◆ What you need to do ◆
Lines of the listing that contain "JSON" need to be copied.

---------- Supplied records ----------

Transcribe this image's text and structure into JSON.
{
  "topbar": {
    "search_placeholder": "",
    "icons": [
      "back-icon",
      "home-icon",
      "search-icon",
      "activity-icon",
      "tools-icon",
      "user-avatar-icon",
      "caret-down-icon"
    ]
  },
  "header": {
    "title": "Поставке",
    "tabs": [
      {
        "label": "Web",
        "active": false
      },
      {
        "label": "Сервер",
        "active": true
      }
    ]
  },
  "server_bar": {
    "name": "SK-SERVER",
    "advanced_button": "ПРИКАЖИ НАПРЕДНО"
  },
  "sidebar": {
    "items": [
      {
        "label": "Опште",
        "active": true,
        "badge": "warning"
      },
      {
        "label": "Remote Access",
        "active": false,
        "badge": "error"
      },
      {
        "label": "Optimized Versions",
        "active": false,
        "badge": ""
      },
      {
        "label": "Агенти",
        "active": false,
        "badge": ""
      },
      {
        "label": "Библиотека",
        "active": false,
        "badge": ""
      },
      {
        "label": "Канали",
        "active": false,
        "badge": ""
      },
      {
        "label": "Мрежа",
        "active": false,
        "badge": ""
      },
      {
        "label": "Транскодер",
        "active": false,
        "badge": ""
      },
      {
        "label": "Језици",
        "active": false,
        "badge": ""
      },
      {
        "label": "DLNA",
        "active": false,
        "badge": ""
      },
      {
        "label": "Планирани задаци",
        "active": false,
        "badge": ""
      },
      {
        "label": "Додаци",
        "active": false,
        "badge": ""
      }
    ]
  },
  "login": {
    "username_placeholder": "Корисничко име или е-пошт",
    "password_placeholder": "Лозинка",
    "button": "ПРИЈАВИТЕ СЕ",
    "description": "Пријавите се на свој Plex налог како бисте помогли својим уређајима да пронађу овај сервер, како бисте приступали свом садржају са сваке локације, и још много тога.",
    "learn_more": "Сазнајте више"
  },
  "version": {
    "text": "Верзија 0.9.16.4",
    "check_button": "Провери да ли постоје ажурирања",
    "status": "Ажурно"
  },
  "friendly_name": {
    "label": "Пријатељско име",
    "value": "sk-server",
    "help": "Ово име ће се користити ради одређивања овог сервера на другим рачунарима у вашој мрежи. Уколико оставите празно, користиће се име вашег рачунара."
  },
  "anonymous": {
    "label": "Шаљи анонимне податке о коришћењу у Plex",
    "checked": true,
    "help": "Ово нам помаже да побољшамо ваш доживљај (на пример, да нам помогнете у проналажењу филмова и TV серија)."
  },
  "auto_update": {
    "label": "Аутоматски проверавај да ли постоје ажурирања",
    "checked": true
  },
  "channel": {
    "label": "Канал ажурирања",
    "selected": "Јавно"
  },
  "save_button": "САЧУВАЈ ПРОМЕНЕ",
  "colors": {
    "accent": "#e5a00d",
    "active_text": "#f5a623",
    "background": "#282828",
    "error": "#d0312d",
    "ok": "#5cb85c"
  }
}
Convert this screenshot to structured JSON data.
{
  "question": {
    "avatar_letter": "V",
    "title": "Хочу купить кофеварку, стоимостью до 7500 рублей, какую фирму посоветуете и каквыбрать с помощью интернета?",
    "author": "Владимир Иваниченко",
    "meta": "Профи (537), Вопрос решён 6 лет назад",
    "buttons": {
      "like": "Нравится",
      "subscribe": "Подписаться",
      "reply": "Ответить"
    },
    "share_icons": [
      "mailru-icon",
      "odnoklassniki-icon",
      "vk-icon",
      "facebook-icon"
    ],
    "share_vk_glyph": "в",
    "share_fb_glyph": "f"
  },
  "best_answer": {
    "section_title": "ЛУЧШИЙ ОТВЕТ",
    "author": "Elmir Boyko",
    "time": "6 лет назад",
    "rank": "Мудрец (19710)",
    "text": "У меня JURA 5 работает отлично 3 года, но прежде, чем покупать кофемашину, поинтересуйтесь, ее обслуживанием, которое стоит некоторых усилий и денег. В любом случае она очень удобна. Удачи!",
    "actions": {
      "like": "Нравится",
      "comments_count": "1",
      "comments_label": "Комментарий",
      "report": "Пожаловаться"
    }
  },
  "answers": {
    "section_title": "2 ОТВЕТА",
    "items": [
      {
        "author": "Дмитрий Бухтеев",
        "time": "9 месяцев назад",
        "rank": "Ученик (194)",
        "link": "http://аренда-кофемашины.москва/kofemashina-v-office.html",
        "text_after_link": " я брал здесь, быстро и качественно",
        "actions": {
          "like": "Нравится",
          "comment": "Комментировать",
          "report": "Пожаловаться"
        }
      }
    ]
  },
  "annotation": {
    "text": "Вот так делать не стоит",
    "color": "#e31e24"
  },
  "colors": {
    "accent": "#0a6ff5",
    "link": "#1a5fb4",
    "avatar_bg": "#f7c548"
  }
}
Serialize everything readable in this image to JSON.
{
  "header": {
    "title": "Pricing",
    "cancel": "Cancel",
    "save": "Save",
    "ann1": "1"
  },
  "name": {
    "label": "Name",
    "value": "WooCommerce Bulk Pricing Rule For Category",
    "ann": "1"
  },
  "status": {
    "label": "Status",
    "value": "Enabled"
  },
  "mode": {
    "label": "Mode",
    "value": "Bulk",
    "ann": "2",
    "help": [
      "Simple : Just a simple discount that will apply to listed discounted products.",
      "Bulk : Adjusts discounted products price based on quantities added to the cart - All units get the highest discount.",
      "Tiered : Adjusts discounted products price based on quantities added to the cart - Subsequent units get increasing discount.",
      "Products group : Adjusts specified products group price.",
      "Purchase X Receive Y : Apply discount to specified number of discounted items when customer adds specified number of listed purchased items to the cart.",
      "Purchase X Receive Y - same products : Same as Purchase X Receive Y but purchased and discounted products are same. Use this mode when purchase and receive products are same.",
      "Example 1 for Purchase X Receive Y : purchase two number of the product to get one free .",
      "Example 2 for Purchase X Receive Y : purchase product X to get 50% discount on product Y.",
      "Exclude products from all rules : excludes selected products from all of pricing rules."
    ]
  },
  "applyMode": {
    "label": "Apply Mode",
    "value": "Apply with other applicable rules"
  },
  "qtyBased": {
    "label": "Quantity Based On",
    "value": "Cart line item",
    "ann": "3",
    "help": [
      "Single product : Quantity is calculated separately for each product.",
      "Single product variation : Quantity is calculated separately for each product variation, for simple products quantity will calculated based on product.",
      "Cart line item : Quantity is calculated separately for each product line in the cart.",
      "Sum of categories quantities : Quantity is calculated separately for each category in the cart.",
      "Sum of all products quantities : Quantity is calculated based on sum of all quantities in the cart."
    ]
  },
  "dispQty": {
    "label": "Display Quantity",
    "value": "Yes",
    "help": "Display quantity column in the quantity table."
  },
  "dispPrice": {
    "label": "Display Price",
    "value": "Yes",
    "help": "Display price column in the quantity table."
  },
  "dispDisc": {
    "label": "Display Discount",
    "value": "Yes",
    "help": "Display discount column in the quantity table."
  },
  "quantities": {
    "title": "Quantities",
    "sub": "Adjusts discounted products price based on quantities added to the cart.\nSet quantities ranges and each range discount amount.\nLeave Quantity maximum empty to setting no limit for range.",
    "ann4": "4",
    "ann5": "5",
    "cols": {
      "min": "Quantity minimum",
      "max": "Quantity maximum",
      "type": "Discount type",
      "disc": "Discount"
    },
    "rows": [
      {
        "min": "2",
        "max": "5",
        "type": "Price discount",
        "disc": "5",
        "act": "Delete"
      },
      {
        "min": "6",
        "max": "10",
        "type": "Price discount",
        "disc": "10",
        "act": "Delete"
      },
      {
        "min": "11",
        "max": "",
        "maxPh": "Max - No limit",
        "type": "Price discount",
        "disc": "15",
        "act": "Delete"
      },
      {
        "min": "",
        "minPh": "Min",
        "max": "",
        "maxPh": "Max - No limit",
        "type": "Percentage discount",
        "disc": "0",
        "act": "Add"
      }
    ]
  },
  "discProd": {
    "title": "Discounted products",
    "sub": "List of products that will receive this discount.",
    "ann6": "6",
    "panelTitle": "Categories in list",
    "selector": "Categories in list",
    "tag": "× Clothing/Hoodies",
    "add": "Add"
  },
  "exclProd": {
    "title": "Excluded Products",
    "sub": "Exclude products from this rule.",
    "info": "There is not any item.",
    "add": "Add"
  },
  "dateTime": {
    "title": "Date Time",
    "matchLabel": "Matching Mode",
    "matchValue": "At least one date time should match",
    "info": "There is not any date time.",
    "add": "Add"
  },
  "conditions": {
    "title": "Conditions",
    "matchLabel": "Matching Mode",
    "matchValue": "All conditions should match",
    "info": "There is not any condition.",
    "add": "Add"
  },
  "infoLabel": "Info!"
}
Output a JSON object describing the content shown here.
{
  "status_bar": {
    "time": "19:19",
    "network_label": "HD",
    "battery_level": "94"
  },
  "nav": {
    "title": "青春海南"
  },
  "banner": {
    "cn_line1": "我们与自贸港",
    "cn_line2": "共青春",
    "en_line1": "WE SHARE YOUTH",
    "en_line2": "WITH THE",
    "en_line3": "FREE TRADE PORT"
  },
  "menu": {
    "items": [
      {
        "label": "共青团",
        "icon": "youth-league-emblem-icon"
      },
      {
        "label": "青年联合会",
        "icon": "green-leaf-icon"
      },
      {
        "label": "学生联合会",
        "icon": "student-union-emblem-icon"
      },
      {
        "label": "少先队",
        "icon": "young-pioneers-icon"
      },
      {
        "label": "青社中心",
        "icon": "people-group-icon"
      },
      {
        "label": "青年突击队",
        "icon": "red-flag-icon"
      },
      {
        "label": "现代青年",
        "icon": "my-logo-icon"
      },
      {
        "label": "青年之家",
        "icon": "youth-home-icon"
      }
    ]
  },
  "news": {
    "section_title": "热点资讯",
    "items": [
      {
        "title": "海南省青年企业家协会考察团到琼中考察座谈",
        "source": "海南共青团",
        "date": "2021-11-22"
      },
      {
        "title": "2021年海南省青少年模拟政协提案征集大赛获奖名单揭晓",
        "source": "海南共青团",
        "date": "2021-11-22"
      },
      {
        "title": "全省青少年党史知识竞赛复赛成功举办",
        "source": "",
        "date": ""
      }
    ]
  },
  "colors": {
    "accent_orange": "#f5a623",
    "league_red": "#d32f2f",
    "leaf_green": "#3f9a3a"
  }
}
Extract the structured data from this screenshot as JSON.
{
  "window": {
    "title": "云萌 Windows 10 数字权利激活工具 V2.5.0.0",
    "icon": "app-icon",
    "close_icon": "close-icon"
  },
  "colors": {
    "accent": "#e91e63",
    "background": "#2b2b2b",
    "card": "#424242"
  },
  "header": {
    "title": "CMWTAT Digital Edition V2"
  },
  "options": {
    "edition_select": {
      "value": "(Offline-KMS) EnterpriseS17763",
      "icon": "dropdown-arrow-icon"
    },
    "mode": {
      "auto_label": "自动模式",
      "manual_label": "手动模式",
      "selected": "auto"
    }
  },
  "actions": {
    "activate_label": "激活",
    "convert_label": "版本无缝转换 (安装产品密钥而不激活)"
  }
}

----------

◆ Answer to this exercise ◆
Transcribe this image's text and structure into JSON.
Convert this screenshot to structured JSON data.
Serialize everything readable in this image to JSON.
Output a JSON object describing the content shown here.
Extract the structured data from this screenshot as JSON.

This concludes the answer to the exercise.